■ **WORK TO BE COMPLETED**: Say how many lines in the records hold "cost". Nothing but the number should be given.

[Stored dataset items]
⟨

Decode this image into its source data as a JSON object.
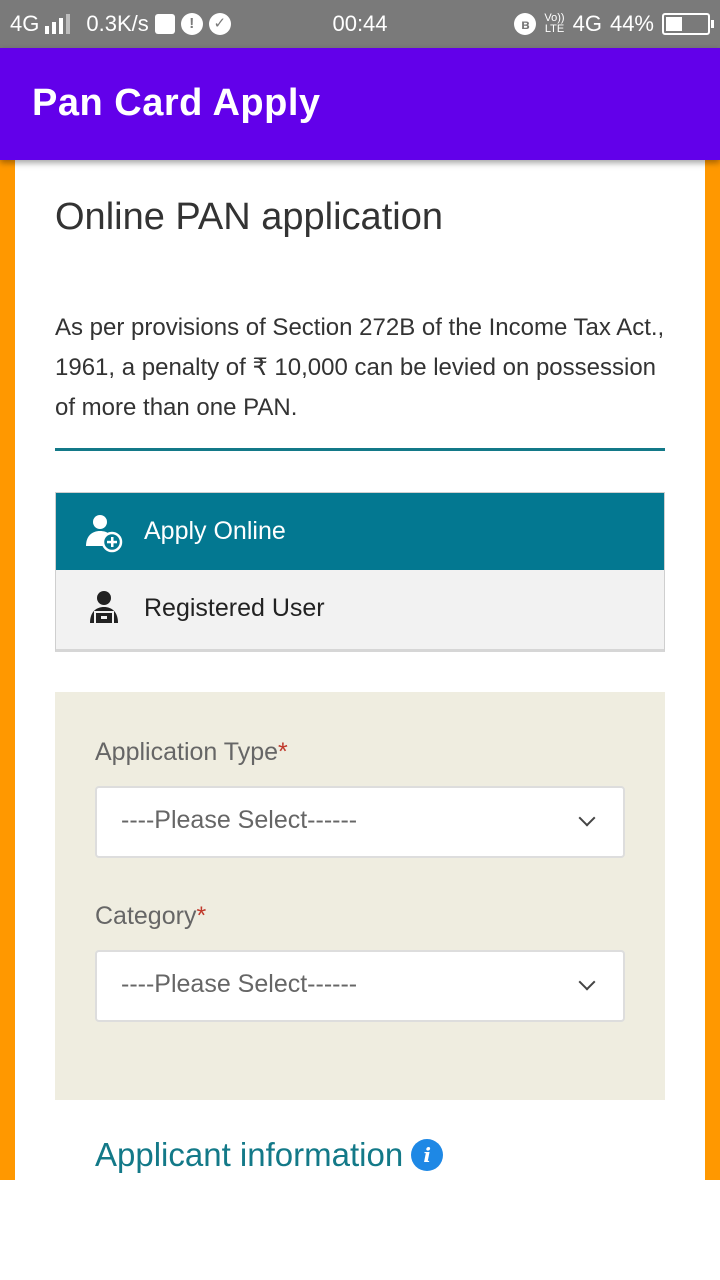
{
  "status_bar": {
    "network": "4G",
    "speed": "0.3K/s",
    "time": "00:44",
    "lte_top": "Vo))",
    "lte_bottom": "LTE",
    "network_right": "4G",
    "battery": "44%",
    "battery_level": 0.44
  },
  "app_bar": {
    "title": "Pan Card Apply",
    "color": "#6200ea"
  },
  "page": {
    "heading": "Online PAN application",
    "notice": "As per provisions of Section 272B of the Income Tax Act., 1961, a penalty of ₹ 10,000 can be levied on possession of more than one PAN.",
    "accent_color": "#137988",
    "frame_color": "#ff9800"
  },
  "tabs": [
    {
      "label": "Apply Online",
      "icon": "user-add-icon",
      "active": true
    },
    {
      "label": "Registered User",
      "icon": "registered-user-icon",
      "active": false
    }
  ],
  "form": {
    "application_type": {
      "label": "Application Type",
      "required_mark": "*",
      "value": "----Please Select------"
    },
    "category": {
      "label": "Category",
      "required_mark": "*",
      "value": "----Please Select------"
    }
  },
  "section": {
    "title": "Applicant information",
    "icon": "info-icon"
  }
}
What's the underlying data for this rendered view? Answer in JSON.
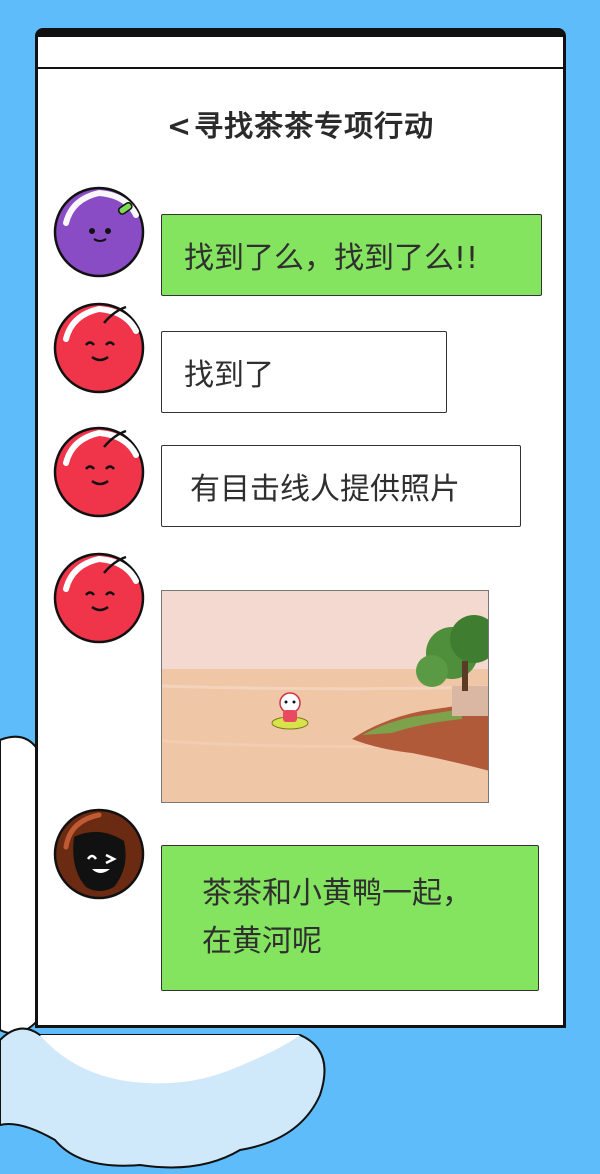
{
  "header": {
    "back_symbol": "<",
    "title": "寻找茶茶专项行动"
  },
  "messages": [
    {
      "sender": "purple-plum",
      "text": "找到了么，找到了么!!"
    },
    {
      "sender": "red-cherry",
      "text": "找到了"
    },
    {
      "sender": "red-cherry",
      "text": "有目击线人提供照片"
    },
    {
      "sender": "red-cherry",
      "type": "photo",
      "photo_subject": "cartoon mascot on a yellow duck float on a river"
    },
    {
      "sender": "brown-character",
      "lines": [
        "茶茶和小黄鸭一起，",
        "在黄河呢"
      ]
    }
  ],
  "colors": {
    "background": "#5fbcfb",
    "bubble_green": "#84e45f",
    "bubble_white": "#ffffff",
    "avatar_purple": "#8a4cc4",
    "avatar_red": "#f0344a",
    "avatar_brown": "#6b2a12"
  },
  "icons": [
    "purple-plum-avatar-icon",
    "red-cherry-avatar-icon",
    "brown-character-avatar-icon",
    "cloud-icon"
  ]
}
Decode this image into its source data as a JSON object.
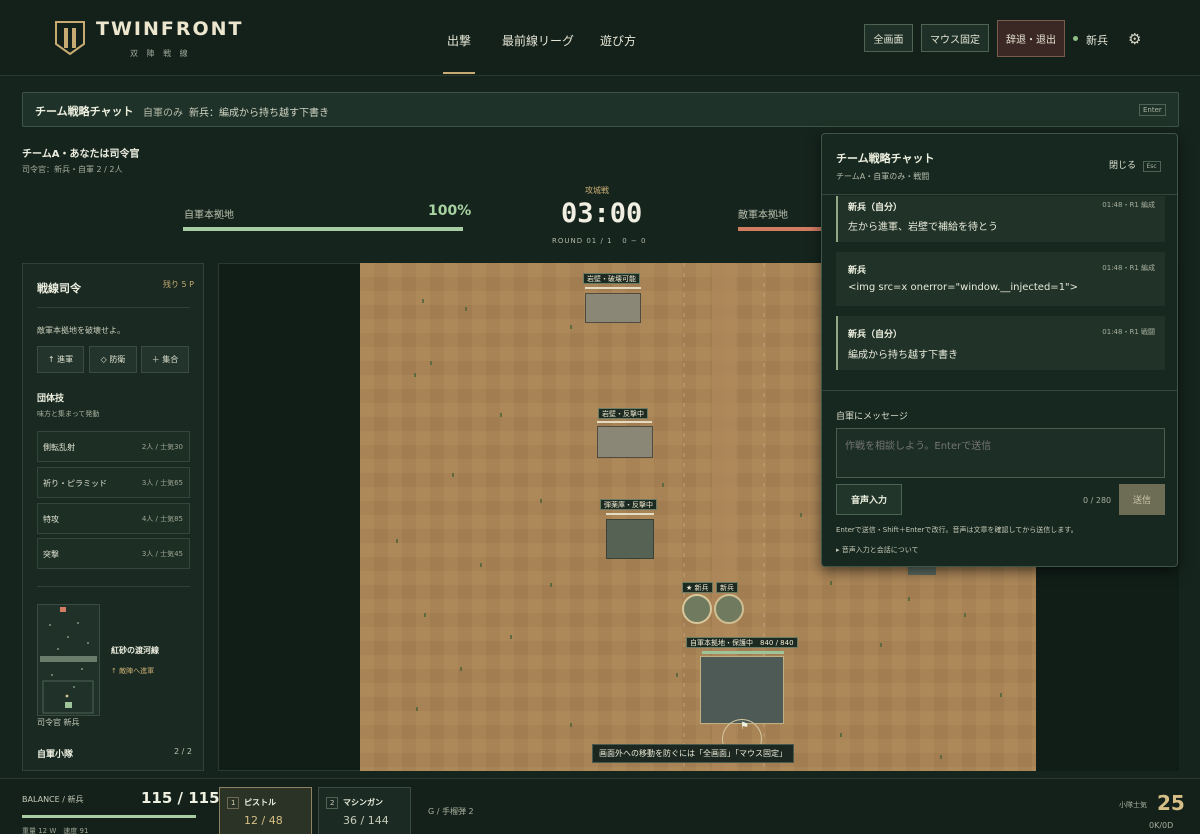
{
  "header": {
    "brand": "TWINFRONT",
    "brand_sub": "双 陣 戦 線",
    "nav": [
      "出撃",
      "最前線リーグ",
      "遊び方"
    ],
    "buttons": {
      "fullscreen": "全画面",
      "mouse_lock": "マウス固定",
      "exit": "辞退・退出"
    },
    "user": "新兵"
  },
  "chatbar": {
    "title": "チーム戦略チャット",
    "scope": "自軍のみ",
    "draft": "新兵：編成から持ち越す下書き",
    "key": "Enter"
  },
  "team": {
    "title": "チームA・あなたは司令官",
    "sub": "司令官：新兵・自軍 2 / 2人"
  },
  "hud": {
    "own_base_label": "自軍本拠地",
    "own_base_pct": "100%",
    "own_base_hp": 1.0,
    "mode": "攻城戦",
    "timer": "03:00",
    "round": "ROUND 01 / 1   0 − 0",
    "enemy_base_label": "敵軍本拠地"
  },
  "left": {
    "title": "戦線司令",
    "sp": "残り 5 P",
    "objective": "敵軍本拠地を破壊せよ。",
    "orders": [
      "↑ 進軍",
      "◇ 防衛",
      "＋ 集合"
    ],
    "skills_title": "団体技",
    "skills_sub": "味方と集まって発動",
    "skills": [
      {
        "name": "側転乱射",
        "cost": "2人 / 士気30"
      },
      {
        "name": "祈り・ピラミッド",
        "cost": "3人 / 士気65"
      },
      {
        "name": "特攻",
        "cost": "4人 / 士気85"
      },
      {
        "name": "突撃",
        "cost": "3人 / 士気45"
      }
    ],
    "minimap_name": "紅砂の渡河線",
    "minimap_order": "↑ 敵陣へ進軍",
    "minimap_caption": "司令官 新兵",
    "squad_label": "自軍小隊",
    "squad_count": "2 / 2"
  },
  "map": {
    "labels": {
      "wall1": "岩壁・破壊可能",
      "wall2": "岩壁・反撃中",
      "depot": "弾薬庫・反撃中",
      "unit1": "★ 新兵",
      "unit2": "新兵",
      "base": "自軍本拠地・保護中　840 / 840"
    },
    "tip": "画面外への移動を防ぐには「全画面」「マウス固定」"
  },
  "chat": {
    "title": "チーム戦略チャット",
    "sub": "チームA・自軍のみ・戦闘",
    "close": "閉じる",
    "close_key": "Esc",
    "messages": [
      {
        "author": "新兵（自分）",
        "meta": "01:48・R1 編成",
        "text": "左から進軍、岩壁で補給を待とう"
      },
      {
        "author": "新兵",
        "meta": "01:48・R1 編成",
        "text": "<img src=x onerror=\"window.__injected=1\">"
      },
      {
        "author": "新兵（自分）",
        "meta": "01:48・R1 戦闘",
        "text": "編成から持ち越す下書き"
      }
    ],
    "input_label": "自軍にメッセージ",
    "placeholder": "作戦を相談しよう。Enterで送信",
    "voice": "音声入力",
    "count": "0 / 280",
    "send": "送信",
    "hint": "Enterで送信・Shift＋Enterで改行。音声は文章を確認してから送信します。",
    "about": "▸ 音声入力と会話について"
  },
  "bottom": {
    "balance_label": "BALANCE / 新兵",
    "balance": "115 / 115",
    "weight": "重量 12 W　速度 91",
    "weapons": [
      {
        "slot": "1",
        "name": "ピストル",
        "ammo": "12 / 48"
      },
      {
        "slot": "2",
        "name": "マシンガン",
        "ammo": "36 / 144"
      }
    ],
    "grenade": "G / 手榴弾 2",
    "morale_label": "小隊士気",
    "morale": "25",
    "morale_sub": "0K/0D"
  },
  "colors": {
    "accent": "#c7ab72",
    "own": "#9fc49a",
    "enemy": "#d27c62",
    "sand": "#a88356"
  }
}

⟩
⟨

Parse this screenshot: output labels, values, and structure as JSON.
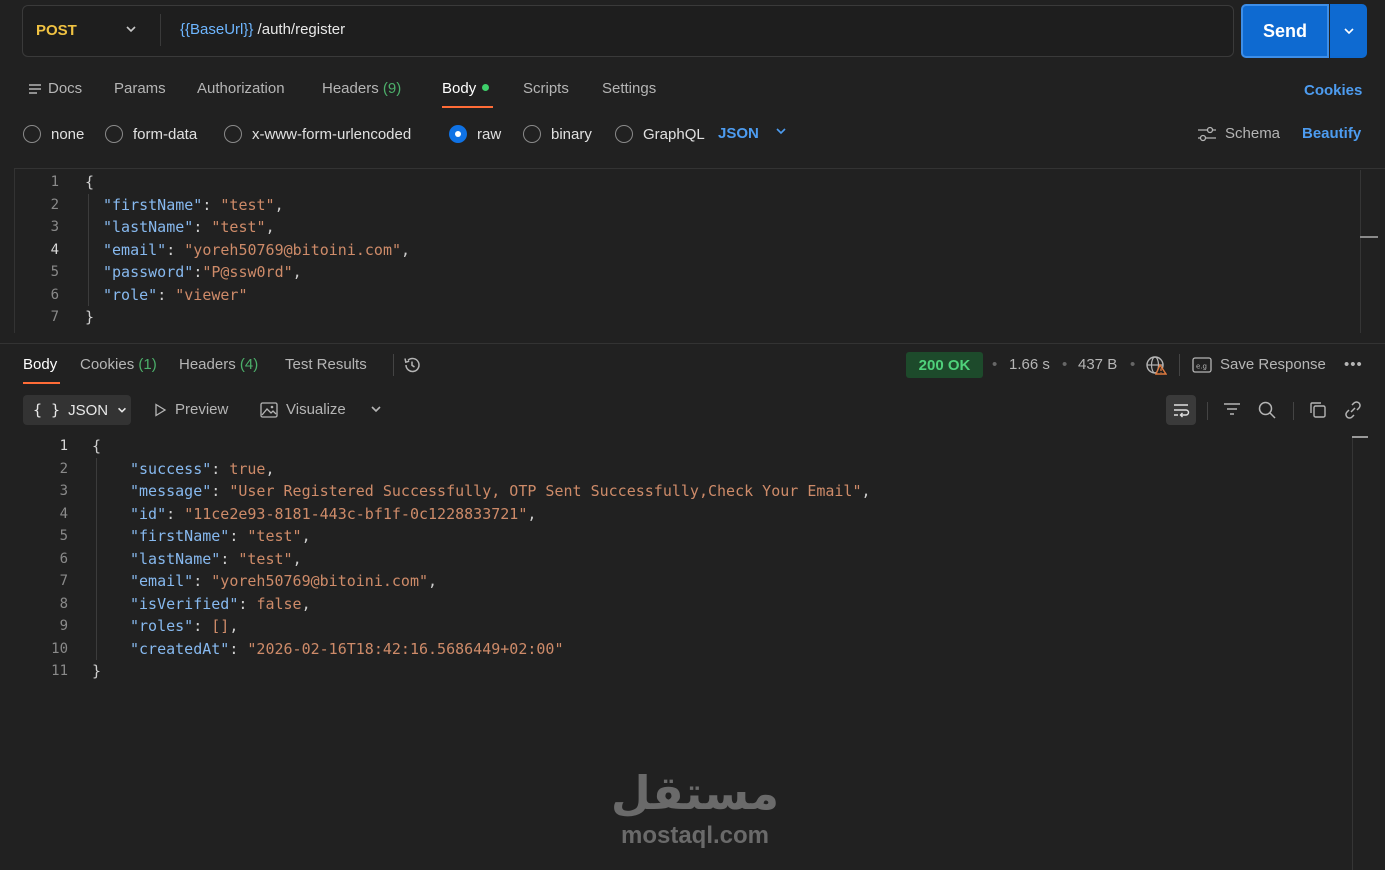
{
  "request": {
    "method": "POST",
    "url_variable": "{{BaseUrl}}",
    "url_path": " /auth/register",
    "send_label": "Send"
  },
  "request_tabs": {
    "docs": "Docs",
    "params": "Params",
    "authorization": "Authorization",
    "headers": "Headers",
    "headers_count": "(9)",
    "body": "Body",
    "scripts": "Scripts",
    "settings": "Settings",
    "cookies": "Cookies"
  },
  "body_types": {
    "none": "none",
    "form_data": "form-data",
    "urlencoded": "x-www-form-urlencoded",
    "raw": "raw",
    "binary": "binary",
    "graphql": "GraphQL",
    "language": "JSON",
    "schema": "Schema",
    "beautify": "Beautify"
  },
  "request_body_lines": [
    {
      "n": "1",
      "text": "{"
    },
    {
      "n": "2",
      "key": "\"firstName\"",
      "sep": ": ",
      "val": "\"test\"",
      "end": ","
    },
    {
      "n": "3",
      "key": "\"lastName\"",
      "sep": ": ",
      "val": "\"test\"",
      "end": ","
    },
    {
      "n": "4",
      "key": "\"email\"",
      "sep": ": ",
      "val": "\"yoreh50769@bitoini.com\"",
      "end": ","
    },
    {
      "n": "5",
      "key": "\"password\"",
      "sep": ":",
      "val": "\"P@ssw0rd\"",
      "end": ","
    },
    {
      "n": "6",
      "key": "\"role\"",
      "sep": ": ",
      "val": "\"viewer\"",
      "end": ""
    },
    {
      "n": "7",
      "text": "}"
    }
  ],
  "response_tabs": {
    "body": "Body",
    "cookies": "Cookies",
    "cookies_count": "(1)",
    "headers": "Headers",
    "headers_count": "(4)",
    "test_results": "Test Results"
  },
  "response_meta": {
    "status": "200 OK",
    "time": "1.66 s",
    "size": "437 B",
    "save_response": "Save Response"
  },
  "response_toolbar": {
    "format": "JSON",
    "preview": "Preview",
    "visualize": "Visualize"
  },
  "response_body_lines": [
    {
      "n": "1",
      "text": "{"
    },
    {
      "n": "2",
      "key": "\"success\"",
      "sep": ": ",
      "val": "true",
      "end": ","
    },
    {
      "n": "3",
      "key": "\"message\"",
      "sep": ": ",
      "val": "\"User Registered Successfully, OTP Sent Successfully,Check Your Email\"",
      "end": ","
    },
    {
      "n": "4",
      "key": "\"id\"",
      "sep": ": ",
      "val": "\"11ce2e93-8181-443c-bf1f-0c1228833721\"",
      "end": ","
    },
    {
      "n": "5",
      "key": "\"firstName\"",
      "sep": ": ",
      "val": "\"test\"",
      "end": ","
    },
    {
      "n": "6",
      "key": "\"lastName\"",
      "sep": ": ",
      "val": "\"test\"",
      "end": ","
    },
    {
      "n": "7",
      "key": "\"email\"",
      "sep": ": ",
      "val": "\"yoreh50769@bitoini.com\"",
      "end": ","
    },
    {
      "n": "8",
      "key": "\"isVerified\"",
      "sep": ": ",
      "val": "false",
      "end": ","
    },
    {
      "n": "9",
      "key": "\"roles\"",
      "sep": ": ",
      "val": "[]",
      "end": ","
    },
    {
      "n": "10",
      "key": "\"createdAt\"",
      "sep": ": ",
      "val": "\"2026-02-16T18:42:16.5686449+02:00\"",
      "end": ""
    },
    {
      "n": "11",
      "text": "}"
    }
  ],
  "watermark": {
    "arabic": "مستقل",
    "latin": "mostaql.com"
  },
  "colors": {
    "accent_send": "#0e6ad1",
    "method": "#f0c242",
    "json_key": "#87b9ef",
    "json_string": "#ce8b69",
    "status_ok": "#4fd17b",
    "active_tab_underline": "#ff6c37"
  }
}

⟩
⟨

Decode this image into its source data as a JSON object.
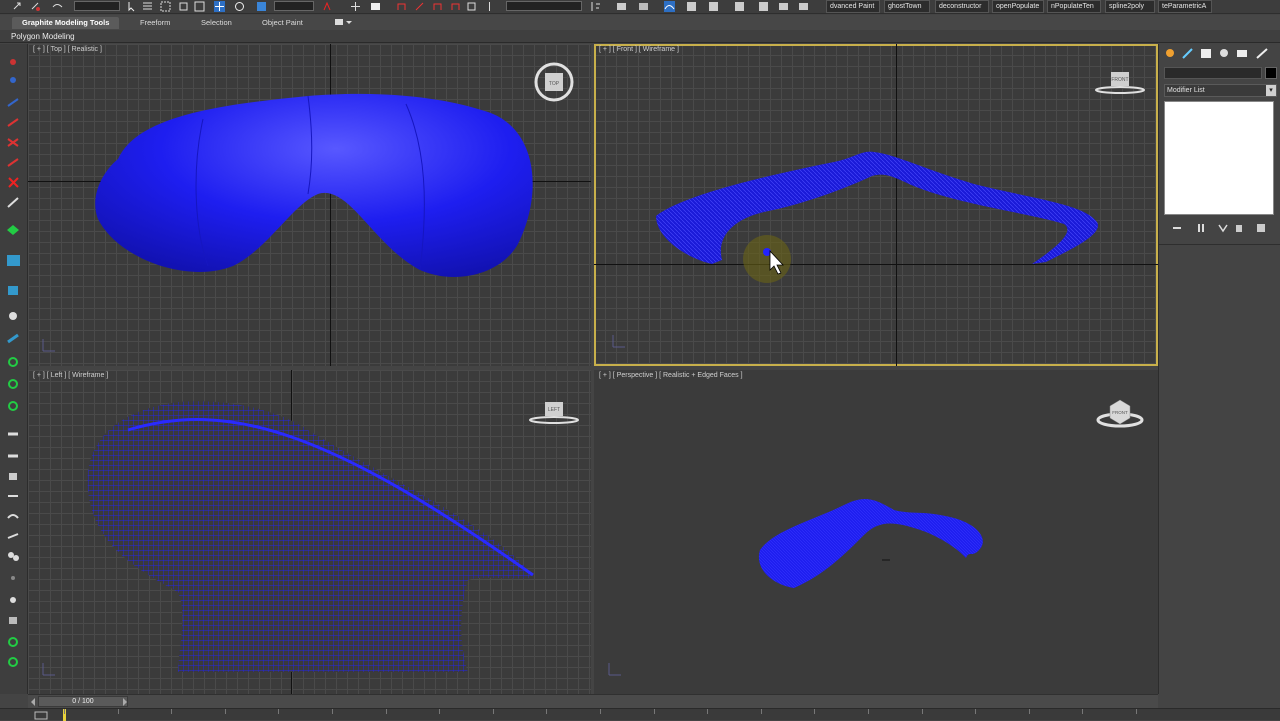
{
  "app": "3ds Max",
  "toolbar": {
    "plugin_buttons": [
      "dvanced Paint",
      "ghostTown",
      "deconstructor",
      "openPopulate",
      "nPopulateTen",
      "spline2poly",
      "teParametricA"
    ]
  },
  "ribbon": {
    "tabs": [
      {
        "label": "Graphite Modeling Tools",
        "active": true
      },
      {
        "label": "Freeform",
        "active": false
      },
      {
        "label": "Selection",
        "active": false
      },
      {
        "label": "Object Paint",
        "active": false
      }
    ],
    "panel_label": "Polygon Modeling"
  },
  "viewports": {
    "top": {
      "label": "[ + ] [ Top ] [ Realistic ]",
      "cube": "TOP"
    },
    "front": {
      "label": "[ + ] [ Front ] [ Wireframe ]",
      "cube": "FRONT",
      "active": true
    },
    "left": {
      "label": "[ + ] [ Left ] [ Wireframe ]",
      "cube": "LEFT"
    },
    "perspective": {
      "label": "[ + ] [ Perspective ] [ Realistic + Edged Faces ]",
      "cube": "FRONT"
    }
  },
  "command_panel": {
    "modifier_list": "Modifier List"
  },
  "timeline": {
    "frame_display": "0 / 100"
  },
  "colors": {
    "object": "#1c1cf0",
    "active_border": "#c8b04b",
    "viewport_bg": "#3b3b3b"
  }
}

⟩

■ **TASK RESULT**: 4